For example, 23% of black students had an ODR in SY’19, compared to 6% of white students.

The chart below shows the percentage of students in each subgroup that had one or more ODRs for major incidents in SY’19.

  

Students with IEPs

Students with an IEP had a disproportionate number of out-of-school suspensions and ODRs:

• In SY’19, 57% of all suspensions were of students who had an IEP, and

• 16% of all students who had an IEP had one or more ODRs for a major incident.

The Type of Disciplinary Incidents

The four main types of conduct that led to a suspension in SY’19 were physical violence (28 incidents, down from 37 in SY’18), disrespectful, aggressive, or threatening behavior (22 incidents, down from 49), disrupting or distracting behavior (9 incidents, up from 7) and theft/vandalism (8 incidents, down from 13). These accounted for 83% all suspensions.

There was a drop in disrespect of school authority from 17 in SY’18 to 5 in SY’19.

Board Comments

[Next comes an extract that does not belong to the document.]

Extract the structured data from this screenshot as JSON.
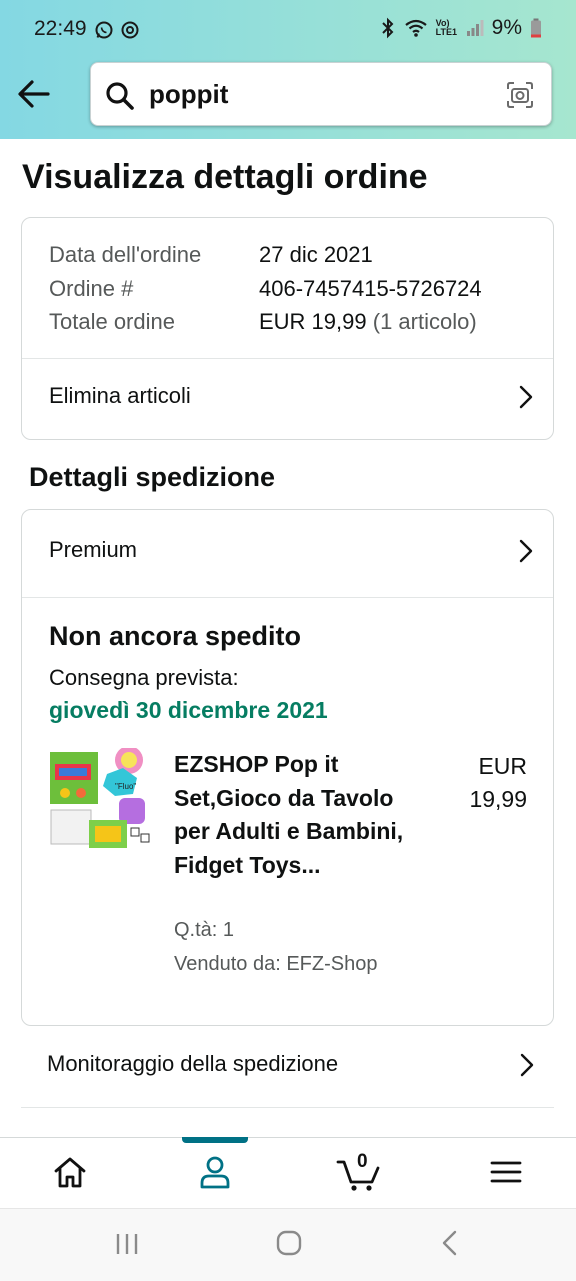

Candance Chow said, “We all have to acknowledge this is significant and meaningful progress,” and she thanked administrators, principals, educators, Board members and families “who are in this journey to restorative work with us, and we are all growing our capacity around that.”

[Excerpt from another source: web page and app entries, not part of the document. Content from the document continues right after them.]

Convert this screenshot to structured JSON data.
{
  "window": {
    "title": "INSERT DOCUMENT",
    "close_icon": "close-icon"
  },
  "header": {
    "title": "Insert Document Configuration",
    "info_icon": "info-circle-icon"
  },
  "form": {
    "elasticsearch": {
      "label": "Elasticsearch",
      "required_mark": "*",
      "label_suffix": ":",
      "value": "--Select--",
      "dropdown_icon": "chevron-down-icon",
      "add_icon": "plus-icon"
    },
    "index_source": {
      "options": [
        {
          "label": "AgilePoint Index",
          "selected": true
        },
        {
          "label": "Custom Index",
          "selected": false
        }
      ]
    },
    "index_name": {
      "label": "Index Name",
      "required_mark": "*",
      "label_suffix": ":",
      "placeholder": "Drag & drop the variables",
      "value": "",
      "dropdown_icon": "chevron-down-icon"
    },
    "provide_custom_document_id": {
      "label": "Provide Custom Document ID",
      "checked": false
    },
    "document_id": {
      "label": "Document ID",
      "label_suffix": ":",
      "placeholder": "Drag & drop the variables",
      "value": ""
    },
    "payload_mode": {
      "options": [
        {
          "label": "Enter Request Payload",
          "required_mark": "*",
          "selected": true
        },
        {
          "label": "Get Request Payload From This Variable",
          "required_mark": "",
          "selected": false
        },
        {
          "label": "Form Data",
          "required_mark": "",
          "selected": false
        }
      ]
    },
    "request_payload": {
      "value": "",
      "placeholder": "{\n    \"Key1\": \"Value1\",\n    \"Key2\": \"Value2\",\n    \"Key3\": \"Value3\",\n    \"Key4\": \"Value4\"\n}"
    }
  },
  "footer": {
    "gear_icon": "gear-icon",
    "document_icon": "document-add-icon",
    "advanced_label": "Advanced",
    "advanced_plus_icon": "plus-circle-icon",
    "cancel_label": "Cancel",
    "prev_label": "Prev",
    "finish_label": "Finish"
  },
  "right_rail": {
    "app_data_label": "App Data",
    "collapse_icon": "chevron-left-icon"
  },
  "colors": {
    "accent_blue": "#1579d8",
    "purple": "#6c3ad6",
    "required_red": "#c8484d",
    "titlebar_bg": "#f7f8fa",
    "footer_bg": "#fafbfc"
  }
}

She summarized some of the data going back to SY’15, including that in the last five years the number of suspensions of black students declined by 69%. She also noted that in SY’19, more than 50% of the suspensions were of students who had an IEP.

Ms. Chow asked, “What are we continuing to do to insure we are not disciplining students because of their IEP designation.”

Ms. Klein said there are fewer students with an IEP receiving suspensions for in-class disrespect. “I think that our educators understand that for some students, situations are triggers, and it’s a manifestation of the disability and they recognize that. 

Mr. Khelghati added that there were 46 incidents that led to suspensions of students with an IEP, and they were spread across 11 schools. “There was not a significantly higher incident rate at one school where there was a constant suspension of students with IEPs.”

Ms. Chow also raised another point, “As we’re having this conversation, there’s the ‘and,’ not a ‘but,’ of safety. For me it raises the question of how do we monitor the feeling and perception and reality of feelings of safety for students, staff and families in our District.”

She said the 5Essentials survey may contain some information on perceptions of safety in the schools, and added, “As we’re moving towards really trying to keep kids in school and restorative practices, and also ensuring safe and welcoming environments, those two work hand in hand. How do we think about that?”

On the 2019 5Essentials Survey, the District was given a score of 44 on safety, where 50 was average and scores of 40-59 fell within an average range. The score was based primarily on responses by fourth- through eighth-graders. 

“Safety is the goal of restorative practices,” said Dr. Khelghati. “It’s the goal. What we have learned is zero tolerance policies and exclusion don’t lead to increased safety.”

He said, “How we attend to the needs of students and the supports that they require leads to safety. … Let’s talk about what the need is, what is the need for those students and what do we need to put in place to support those children to make sure they’re successful. That’s going to lead to real safety.”

Board member Elizabeth Lindsay-Ryan said the District has been providing many professional learning opportunities for staff that have focused on equity, respect and putting a cultural lens on things. “I’m really excited to see these numbers move the way that they have because to me it demonstrates the investments are having an impact. … The urgency continues to exist.”

Board President Suni Kartha said, “I wholeheartedly support our move to restorative practices and the focus we have on that. But I do think, to the community there could be a disconnect in our celebrating restorative practices and what they’re experiencing or what their children are experiencing in school.”

She asked if in next year’s report, “Can we include the narrative of how restorative practices fit into this story – helping to lessen the number of suspensions, lessen the number of ODRs, and that it is really being utilized for the purpose that we want it to be utilized – keeping kids in the classroom.